The importance of looking at cloud costs in a business context
Cloud cost optimization is an essential part of your digital transformation and the only way to ensure cloud investments achieve their promised economic benefits.
Asim Razzaq wrote on September 22, 2022
To make the smartest decisions about cloud spending, businesses need near-real-time visibility into cost and usage information so teams can route charges back to the appropriate entity. However, such visibility is not easily achieved.
Many organizations misunderstand the interdependent nature and multiple operational layers of their cloud infrastructure. Knowing these is important for aligning your cloud provider’s bill with your operational goals, as well as planning and setting cost expectations, not to mention scaling and scheduling services.
To control cloud costs and optimize costs, departments need to break down cloud costs in three ways:
By product by cost center or business unit or by application, system, or service by engineering team
Organizations with multiple stakeholders may view cloud spending through different lenses, for example:
A financial view may break down costs by COGS, tenants, or end customers. A business owner may prefer to break down visibility for each product line. Engineers may need a service-based and containerized view of costs to understand where costs are being wasted.

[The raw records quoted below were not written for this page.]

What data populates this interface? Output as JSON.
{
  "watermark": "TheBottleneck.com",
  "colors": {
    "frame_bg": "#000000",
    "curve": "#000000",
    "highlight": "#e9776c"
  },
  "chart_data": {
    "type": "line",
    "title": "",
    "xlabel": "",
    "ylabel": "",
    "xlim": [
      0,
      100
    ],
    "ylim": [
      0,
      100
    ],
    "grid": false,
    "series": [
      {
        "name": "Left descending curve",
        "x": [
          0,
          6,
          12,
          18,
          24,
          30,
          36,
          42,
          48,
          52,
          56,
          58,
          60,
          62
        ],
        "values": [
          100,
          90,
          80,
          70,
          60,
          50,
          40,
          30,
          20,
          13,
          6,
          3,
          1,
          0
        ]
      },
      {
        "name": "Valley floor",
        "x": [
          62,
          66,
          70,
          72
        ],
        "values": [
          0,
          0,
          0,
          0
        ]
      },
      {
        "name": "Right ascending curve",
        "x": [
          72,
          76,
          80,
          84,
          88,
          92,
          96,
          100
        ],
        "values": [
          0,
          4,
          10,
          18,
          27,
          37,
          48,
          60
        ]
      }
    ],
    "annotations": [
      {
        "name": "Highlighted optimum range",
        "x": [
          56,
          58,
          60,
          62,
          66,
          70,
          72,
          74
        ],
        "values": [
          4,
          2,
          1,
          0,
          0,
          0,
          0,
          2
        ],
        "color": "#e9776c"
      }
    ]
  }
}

For customers with containerized workloads spanning multiple cloud providers, achieving granular cost attribution for shared container resources is critical. When cloud infrastructure costs are not granular, determining costs becomes challenging for developers. However, if all teams know usage details and have a complete picture of the costs of those services, it will increase awareness and accountability for their cloud spending. and guides intelligent decision making.
1: Understanding costs by cost centers and business units
Finance chargebacks need to be connected to a business expense management product through a single pane of glass. This unified view of costs encourages users when the information matches the amount they were charged at the end of the month.
Senior leadership must also be connected to that single source of truth to inform their directives and decisions about cost optimization. Using an alternate source of truth (such as a spreadsheet) to judge the success or failure of an initiative is a big mistake. Having a single, common source of truth allows teams to self-evaluate, track and improve without dividing or conflicting their attention.
2: Calculating the right value: Viewing costs by product or engineering team
To calculate accurate profit margins or revenue figures for products or services designed for end users, businesses need cost information broken down by product or engineering team. First, determine which products are performing well and which need help.
Finance and engineering must recognize the functional trade-offs between speed, reliability, and cost, and be on the lookout for a bias toward speed and reliability because these data points are easier to measure and manage on an ongoing basis. Costs may not be accurately represented at the level at which these decisions are made.
3: Achieving an integrated view: Viewing costs by application, system or service
Engineering teams need to see costs at the most granular level of operations, where applications are being built and run. This enables cost-inflation anomalies to be quickly identified at the level where they are most likely to occur. When you see granular cost-optimization opportunities that are directly applicable and relevant to a specific function, you can quickly decide whether to act on them. By envisioning these opportunities, teams don’t waste time crunching data to identify which applications are the highest-value targets for efficiency improvement.
A single-pane view for multicloud usage costs, including containers and Kubernetes, lets enterprises manage bills and payments and monitor, analyze, and allocate charges to appropriate business entities such as teams, projects, applications, or products.
A final word
There are many ways to think about your costs, but the three listed above are important because they connect finance and engineering activities. They enable ideal granularity and relevance for decision making by subject matter experts at an organization’s edge, and they create a connection between the core details of how a business is run and its cloud cost management tools. A single source of truth is therefore crucial for every organization’s most important business decisions.
Instead of flying blind, enterprises need to focus on cost-focused design and economics. Cloud cost optimization is an essential part of digital transformation. Increasing your cloud cost management IQ is key to ensuring investments in these services live up to the economic benefits often promised as part of their value proposition.
About the author
Asim Razzaq is the CEO and Founder of Yotaskle. During his career, Razzak was Senior Director of Platform Engineering (Head of Infrastructure) at PayPal, where he was responsible for all core infrastructure processing payments and logins. He led the build-out of the PayPal Private Cloud and the PayPal Developer Platform, which generated multi-billion dollar payments volumes. Asim has held engineering leadership roles at early to mid-stage startups and large companies, including eBay and PayPal. His teams are focused on building cloud-scale platforms and applications. You can reach the author via email, Twitter (@asimrazzaq), or LinkedIn.